>>>>>

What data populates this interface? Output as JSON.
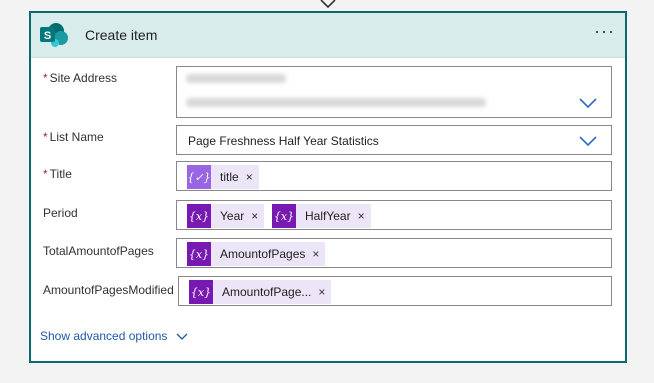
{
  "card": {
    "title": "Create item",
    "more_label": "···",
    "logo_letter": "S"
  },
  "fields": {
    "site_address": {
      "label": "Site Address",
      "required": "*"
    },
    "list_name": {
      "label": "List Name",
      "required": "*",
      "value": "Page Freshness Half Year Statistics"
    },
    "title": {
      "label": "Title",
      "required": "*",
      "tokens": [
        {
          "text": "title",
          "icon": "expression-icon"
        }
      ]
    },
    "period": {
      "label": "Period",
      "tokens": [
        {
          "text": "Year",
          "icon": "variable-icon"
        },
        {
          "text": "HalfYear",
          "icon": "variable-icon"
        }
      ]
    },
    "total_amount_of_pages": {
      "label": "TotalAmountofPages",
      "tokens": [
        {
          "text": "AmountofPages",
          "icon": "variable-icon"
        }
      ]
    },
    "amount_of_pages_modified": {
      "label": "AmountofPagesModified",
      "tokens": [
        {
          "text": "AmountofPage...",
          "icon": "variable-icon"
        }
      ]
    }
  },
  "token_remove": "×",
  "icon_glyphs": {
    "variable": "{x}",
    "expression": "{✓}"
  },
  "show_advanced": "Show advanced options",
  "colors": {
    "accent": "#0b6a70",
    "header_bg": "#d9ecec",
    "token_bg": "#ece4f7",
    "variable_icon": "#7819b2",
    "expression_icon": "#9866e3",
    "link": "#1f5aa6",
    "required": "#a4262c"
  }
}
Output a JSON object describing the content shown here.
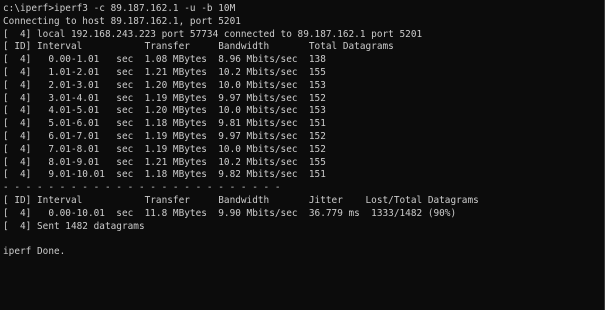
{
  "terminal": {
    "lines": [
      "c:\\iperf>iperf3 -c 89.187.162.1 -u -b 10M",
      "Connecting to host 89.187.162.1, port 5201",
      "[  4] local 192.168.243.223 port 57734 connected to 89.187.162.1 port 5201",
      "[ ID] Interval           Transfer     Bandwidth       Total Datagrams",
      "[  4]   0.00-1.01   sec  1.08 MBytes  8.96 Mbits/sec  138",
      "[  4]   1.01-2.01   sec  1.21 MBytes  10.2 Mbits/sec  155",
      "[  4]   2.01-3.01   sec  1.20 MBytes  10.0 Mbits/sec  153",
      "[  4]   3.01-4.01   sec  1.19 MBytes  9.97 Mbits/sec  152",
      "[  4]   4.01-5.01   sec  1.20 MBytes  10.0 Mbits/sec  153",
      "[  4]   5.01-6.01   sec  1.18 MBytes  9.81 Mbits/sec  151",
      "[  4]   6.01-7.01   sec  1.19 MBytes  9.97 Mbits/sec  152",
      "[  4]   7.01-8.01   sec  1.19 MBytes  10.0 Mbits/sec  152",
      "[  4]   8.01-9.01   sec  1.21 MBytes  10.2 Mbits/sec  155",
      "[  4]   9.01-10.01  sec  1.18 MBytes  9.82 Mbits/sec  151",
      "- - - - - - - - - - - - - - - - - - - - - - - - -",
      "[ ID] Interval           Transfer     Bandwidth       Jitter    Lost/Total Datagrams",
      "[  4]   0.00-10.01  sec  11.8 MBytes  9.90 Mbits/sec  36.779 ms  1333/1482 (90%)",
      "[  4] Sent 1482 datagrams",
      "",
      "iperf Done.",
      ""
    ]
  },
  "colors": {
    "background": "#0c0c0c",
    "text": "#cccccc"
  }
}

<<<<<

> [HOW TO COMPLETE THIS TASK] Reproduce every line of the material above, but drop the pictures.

> [TASK SOLUTION]
What data populates this interface? Output as JSON.
{
  "card": {
    "title": "Create item",
    "more_label": "···",
    "logo_letter": "S"
  },
  "fields": {
    "site_address": {
      "label": "Site Address",
      "required": "*"
    },
    "list_name": {
      "label": "List Name",
      "required": "*",
      "value": "Page Freshness Half Year Statistics"
    },
    "title": {
      "label": "Title",
      "required": "*",
      "tokens": [
        {
          "text": "title",
          "icon": "expression-icon"
        }
      ]
    },
    "period": {
      "label": "Period",
      "tokens": [
        {
          "text": "Year",
          "icon": "variable-icon"
        },
        {
          "text": "HalfYear",
          "icon": "variable-icon"
        }
      ]
    },
    "total_amount_of_pages": {
      "label": "TotalAmountofPages",
      "tokens": [
        {
          "text": "AmountofPages",
          "icon": "variable-icon"
        }
      ]
    },
    "amount_of_pages_modified": {
      "label": "AmountofPagesModified",
      "tokens": [
        {
          "text": "AmountofPage...",
          "icon": "variable-icon"
        }
      ]
    }
  },
  "token_remove": "×",
  "icon_glyphs": {
    "variable": "{x}",
    "expression": "{✓}"
  },
  "show_advanced": "Show advanced options",
  "colors": {
    "accent": "#0b6a70",
    "header_bg": "#d9ecec",
    "token_bg": "#ece4f7",
    "variable_icon": "#7819b2",
    "expression_icon": "#9866e3",
    "link": "#1f5aa6",
    "required": "#a4262c"
  }
}
Output a JSON object describing the content shown here.
{
  "terminal": {
    "lines": [
      "c:\\iperf>iperf3 -c 89.187.162.1 -u -b 10M",
      "Connecting to host 89.187.162.1, port 5201",
      "[  4] local 192.168.243.223 port 57734 connected to 89.187.162.1 port 5201",
      "[ ID] Interval           Transfer     Bandwidth       Total Datagrams",
      "[  4]   0.00-1.01   sec  1.08 MBytes  8.96 Mbits/sec  138",
      "[  4]   1.01-2.01   sec  1.21 MBytes  10.2 Mbits/sec  155",
      "[  4]   2.01-3.01   sec  1.20 MBytes  10.0 Mbits/sec  153",
      "[  4]   3.01-4.01   sec  1.19 MBytes  9.97 Mbits/sec  152",
      "[  4]   4.01-5.01   sec  1.20 MBytes  10.0 Mbits/sec  153",
      "[  4]   5.01-6.01   sec  1.18 MBytes  9.81 Mbits/sec  151",
      "[  4]   6.01-7.01   sec  1.19 MBytes  9.97 Mbits/sec  152",
      "[  4]   7.01-8.01   sec  1.19 MBytes  10.0 Mbits/sec  152",
      "[  4]   8.01-9.01   sec  1.21 MBytes  10.2 Mbits/sec  155",
      "[  4]   9.01-10.01  sec  1.18 MBytes  9.82 Mbits/sec  151",
      "- - - - - - - - - - - - - - - - - - - - - - - - -",
      "[ ID] Interval           Transfer     Bandwidth       Jitter    Lost/Total Datagrams",
      "[  4]   0.00-10.01  sec  11.8 MBytes  9.90 Mbits/sec  36.779 ms  1333/1482 (90%)",
      "[  4] Sent 1482 datagrams",
      "",
      "iperf Done.",
      ""
    ]
  },
  "colors": {
    "background": "#0c0c0c",
    "text": "#cccccc"
  }
}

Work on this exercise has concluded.